Prior to the Second World War, Warsaw’s Jewish population—approximately 375,000—was second only to New York’s, making it an unrivaled engine of Jewish life and culture. Warsaw fell to the Nazis on Sept 28, 1939. Oppressive restrictions were immediately placed on all Poles, with specific anti-Jewish decrees beginning in November of 1939. A Jewish Council was established in October with Adam Czerniaków at its head. A year later a walled ghetto, the largest in Europe, was established and more than 400,000 were imprisoned, many of whom lived in squalid conditions on starvation rations. Several thousand ghetto residents died each month from starvation, exposure, and disease. Mass deportations to Treblinka from July 22 to September 12, reduced the number of Jews in the ghetto to 70-80,000. Czerniaków committed suicide the day after the deportations began. Among the August victims were Janusz Korczak and his 200 orphans. The Germans met significant armed resistance when they attempt to resume deportations in January of 1943. The ghetto was completely destroyed and the final deportation trains departed in May.

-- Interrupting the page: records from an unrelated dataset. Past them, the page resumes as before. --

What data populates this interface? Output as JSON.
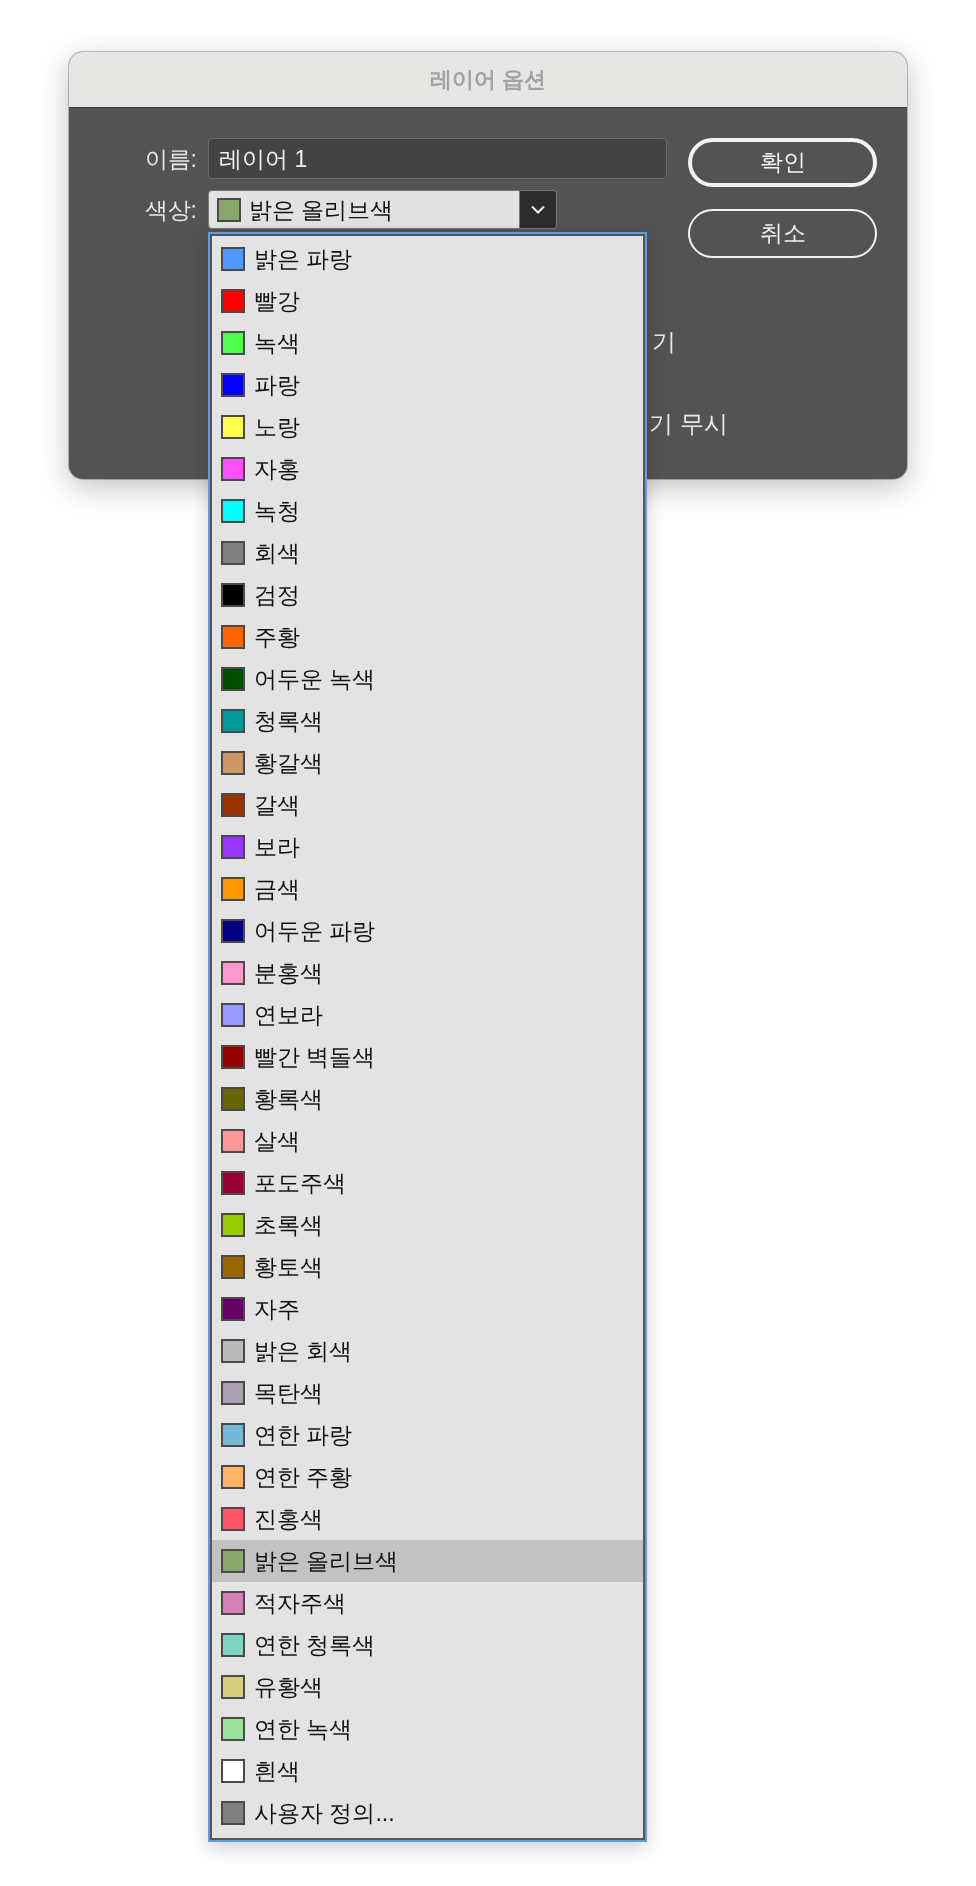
{
  "dialog": {
    "title": "레이어 옵션",
    "name_label": "이름:",
    "name_value": "레이어 1",
    "color_label": "색상:",
    "color_select": {
      "value": "밝은 올리브색",
      "color": "#8aa66a"
    },
    "buttons": [
      {
        "label": "확인",
        "default": true
      },
      {
        "label": "취소",
        "default": false
      }
    ],
    "obscured_texts": [
      "기",
      "기 무시"
    ]
  },
  "color_menu": {
    "items": [
      {
        "label": "밝은 파랑",
        "color": "#4f99ff",
        "selected": false
      },
      {
        "label": "빨강",
        "color": "#ff0000",
        "selected": false
      },
      {
        "label": "녹색",
        "color": "#4fff4f",
        "selected": false
      },
      {
        "label": "파랑",
        "color": "#0000ff",
        "selected": false
      },
      {
        "label": "노랑",
        "color": "#ffff4f",
        "selected": false
      },
      {
        "label": "자홍",
        "color": "#ff4fff",
        "selected": false
      },
      {
        "label": "녹청",
        "color": "#00ffff",
        "selected": false
      },
      {
        "label": "회색",
        "color": "#808080",
        "selected": false
      },
      {
        "label": "검정",
        "color": "#000000",
        "selected": false
      },
      {
        "label": "주황",
        "color": "#ff6600",
        "selected": false
      },
      {
        "label": "어두운 녹색",
        "color": "#004f00",
        "selected": false
      },
      {
        "label": "청록색",
        "color": "#009999",
        "selected": false
      },
      {
        "label": "황갈색",
        "color": "#cc9966",
        "selected": false
      },
      {
        "label": "갈색",
        "color": "#993300",
        "selected": false
      },
      {
        "label": "보라",
        "color": "#9933ff",
        "selected": false
      },
      {
        "label": "금색",
        "color": "#ff9900",
        "selected": false
      },
      {
        "label": "어두운 파랑",
        "color": "#000080",
        "selected": false
      },
      {
        "label": "분홍색",
        "color": "#ff99cc",
        "selected": false
      },
      {
        "label": "연보라",
        "color": "#9999ff",
        "selected": false
      },
      {
        "label": "빨간 벽돌색",
        "color": "#990000",
        "selected": false
      },
      {
        "label": "황록색",
        "color": "#666600",
        "selected": false
      },
      {
        "label": "살색",
        "color": "#ff9999",
        "selected": false
      },
      {
        "label": "포도주색",
        "color": "#990033",
        "selected": false
      },
      {
        "label": "초록색",
        "color": "#99cc00",
        "selected": false
      },
      {
        "label": "황토색",
        "color": "#996600",
        "selected": false
      },
      {
        "label": "자주",
        "color": "#660066",
        "selected": false
      },
      {
        "label": "밝은 회색",
        "color": "#bababa",
        "selected": false
      },
      {
        "label": "목탄색",
        "color": "#aaa0b4",
        "selected": false
      },
      {
        "label": "연한 파랑",
        "color": "#75b8d8",
        "selected": false
      },
      {
        "label": "연한 주황",
        "color": "#ffb366",
        "selected": false
      },
      {
        "label": "진홍색",
        "color": "#ff5566",
        "selected": false
      },
      {
        "label": "밝은 올리브색",
        "color": "#8aa66a",
        "selected": true
      },
      {
        "label": "적자주색",
        "color": "#d480b8",
        "selected": false
      },
      {
        "label": "연한 청록색",
        "color": "#80d4c4",
        "selected": false
      },
      {
        "label": "유황색",
        "color": "#d4d080",
        "selected": false
      },
      {
        "label": "연한 녹색",
        "color": "#99e099",
        "selected": false
      },
      {
        "label": "흰색",
        "color": "#ffffff",
        "selected": false
      },
      {
        "label": "사용자 정의...",
        "color": "#808080",
        "selected": false
      }
    ]
  }
}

The Warsaw Ghetto uprising is memorialized by a number of small monuments, as well as by Natan Rappaport’s icon Monument to the Heroes of the Warsaw Ghetto. Several statues honor Janusz Korczak, and there is a moving monument at the rail deportation site, the Umschlagplatz.